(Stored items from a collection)

Start of Block

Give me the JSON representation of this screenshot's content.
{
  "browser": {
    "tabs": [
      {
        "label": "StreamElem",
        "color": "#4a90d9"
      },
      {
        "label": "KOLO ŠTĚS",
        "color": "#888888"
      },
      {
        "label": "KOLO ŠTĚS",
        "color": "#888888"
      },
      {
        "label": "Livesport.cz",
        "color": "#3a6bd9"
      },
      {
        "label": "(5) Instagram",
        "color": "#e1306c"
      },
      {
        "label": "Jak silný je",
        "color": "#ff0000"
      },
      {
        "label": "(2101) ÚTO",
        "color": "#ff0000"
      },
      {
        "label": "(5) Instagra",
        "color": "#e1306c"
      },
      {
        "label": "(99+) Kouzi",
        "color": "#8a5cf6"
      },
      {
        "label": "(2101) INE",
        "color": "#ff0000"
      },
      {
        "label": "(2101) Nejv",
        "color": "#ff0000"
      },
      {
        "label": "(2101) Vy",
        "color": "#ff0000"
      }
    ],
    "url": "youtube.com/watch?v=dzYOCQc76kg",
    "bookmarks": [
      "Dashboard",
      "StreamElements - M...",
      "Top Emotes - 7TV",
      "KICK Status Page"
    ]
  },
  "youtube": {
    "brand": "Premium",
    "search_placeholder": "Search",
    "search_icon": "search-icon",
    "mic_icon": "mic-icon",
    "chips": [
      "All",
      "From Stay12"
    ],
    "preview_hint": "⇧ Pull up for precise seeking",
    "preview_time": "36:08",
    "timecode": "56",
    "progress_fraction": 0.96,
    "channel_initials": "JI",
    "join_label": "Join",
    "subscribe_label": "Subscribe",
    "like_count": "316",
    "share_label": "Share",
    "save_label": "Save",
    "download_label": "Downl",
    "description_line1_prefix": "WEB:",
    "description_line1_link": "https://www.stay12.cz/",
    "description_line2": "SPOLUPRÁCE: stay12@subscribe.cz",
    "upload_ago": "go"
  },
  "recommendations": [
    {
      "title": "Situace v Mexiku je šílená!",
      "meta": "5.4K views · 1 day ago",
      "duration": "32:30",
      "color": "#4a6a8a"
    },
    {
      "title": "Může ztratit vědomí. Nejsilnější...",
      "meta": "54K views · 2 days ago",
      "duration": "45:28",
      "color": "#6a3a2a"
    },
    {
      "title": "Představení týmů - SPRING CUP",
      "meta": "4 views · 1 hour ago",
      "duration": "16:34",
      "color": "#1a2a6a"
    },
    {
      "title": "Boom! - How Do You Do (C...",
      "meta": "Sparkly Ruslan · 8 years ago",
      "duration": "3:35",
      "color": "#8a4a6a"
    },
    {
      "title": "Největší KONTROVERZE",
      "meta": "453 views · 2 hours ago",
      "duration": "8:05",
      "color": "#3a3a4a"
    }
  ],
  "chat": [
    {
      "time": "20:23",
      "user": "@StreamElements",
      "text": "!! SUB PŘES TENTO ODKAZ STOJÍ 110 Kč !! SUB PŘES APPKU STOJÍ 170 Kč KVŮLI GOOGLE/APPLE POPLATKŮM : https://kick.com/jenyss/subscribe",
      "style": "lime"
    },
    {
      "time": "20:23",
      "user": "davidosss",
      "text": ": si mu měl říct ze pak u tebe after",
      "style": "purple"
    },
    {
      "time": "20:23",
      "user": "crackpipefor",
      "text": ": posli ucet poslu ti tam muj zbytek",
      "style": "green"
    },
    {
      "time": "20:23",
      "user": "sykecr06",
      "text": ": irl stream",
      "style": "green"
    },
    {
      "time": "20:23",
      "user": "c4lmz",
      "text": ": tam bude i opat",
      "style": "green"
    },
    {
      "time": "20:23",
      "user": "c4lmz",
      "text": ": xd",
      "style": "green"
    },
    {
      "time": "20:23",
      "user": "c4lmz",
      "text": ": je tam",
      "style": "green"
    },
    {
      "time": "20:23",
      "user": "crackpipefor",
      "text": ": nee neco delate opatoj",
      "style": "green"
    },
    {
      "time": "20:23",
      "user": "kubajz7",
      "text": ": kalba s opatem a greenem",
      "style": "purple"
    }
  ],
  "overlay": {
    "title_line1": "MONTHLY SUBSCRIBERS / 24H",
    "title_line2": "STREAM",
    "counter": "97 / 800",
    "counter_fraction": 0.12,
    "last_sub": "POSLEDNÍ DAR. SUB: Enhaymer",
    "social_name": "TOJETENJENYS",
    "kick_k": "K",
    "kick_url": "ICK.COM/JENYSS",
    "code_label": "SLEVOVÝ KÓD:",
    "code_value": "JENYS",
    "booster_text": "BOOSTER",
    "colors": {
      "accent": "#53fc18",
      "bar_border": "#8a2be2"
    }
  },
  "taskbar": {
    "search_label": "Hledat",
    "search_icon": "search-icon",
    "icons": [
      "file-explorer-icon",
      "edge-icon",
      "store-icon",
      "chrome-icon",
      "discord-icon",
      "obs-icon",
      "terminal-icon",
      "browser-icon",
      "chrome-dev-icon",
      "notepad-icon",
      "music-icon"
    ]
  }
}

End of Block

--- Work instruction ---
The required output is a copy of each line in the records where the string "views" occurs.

--- Written answer ---
      "meta": "5.4K views · 1 day ago",
      "meta": "54K views · 2 days ago",
      "meta": "4 views · 1 hour ago",
      "meta": "453 views · 2 hours ago",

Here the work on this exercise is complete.